It won’t replace the national NHS app.
The new service aims to support efforts to stop the spread of coronavirus.
The County Council and Oxfordshire’s five district councils will work to contact people that the NHS test and trace national system is unable to reach.
If local call handlers can’t get through either then trained staff from the City and district councils will visit cases at home and deliver letters explaining why they’re trying to get in touch and asking people to contact the call centre.
Oxfordshire County Council Public Health Consultant Adam Briggs said: "Our local contact tracing system provides another layer of support to help control COVID-19 in Oxfordshire
"If you are contacted, it will be a locally based person on the other end of the phone. They will talk to you about what you need to do to protect your friends and family whilst isolating, and about what support is available nearby.

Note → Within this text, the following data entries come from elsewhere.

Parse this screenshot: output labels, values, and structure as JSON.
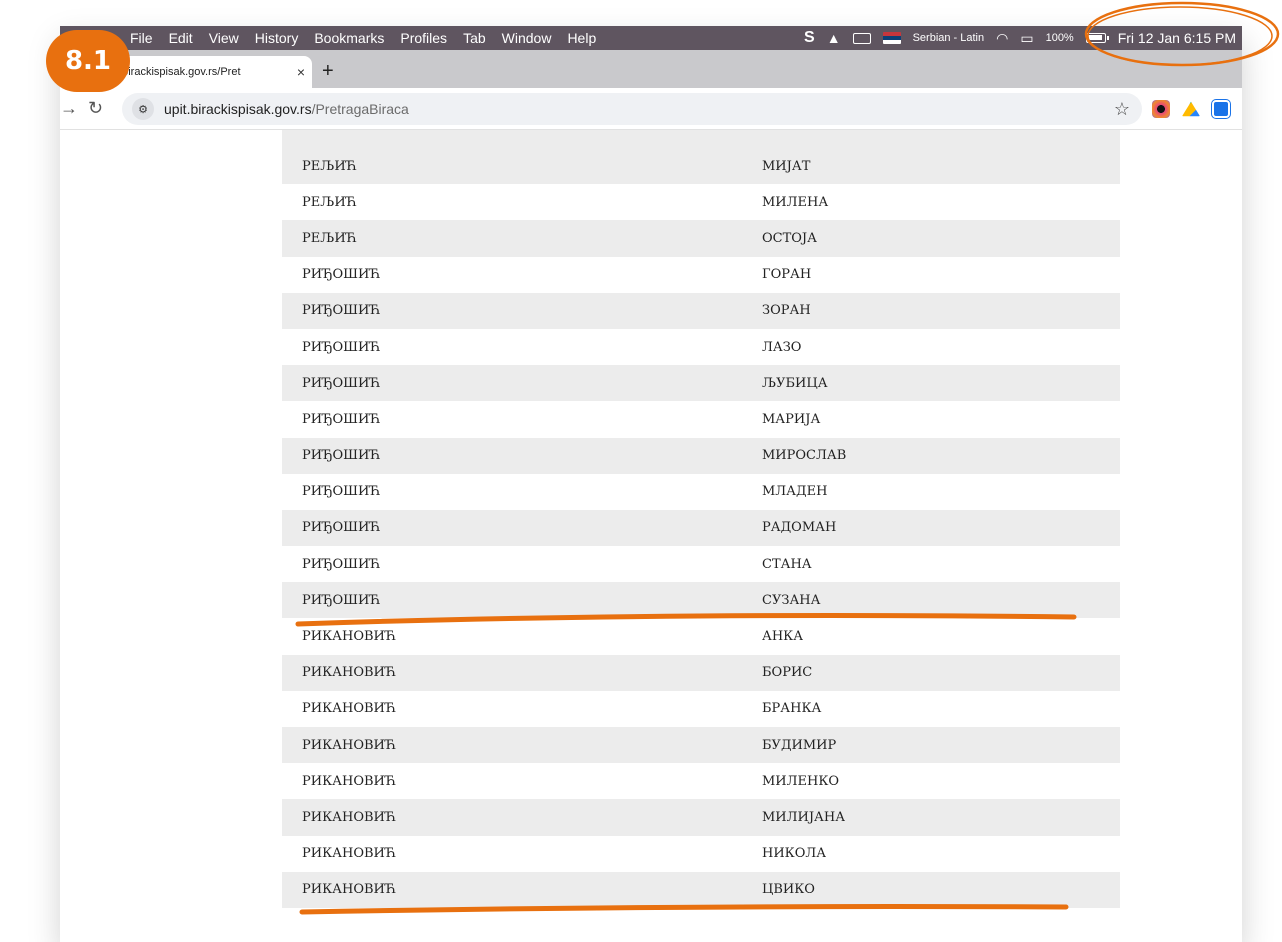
{
  "annotation": {
    "badge": "8.1",
    "color": "#e8700f"
  },
  "menubar": {
    "items": [
      "File",
      "Edit",
      "View",
      "History",
      "Bookmarks",
      "Profiles",
      "Tab",
      "Window",
      "Help"
    ],
    "status": {
      "language": "Serbian - Latin",
      "battery": "100%",
      "datetime": "Fri 12 Jan  6:15 PM"
    }
  },
  "tab": {
    "title": "upit.birackispisak.gov.rs/Pretr",
    "visible_title": "t.birackispisak.gov.rs/Pret",
    "close": "×",
    "new_tab": "+"
  },
  "toolbar": {
    "url_host": "upit.birackispisak.gov.rs",
    "url_path": "/PretragaBiraca",
    "icons": [
      "back-icon",
      "reload-icon",
      "site-settings-icon",
      "bookmark-star-icon",
      "extension-icons"
    ]
  },
  "table": {
    "rows": [
      [
        "РЕЉИЋ",
        "МИЈАТ"
      ],
      [
        "РЕЉИЋ",
        "МИЛЕНА"
      ],
      [
        "РЕЉИЋ",
        "ОСТОЈА"
      ],
      [
        "РИЂОШИЋ",
        "ГОРАН"
      ],
      [
        "РИЂОШИЋ",
        "ЗОРАН"
      ],
      [
        "РИЂОШИЋ",
        "ЛАЗО"
      ],
      [
        "РИЂОШИЋ",
        "ЉУБИЦА"
      ],
      [
        "РИЂОШИЋ",
        "МАРИЈА"
      ],
      [
        "РИЂОШИЋ",
        "МИРОСЛАВ"
      ],
      [
        "РИЂОШИЋ",
        "МЛАДЕН"
      ],
      [
        "РИЂОШИЋ",
        "РАДОМАН"
      ],
      [
        "РИЂОШИЋ",
        "СТАНА"
      ],
      [
        "РИЂОШИЋ",
        "СУЗАНА"
      ],
      [
        "РИКАНОВИЋ",
        "АНКА"
      ],
      [
        "РИКАНОВИЋ",
        "БОРИС"
      ],
      [
        "РИКАНОВИЋ",
        "БРАНКА"
      ],
      [
        "РИКАНОВИЋ",
        "БУДИМИР"
      ],
      [
        "РИКАНОВИЋ",
        "МИЛЕНКО"
      ],
      [
        "РИКАНОВИЋ",
        "МИЛИЈАНА"
      ],
      [
        "РИКАНОВИЋ",
        "НИКОЛА"
      ],
      [
        "РИКАНОВИЋ",
        "ЦВИКО"
      ]
    ]
  }
}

"The overall aim is simple - to limit the transmission of COVID-19. By isolating when you have symptoms, getting a test, and picking up the phone when we call, we will give ourselves an even better chance to #stopthespread."
In a statement, Oxford Green Councillor Dick Wolff said he welcomed the decision, but thinks data quality needs to be improved: "From the outset, contract tracing lacked the local on-the-ground support that is so essential to achieving a high contact rate. This joint initiative by Oxfordshire's Councils is therefore very welcome. But, importantly, efforts now need to go into improving data quality and availability. Without this the best contact tracing system will fail to find those at risk of infection. What this means is that premises have to be responsible and display QR and residents have to be diligent about checking-in."
The service will run seven days a week and text messages will also be sent to people with mobile phones telling them to expect a call.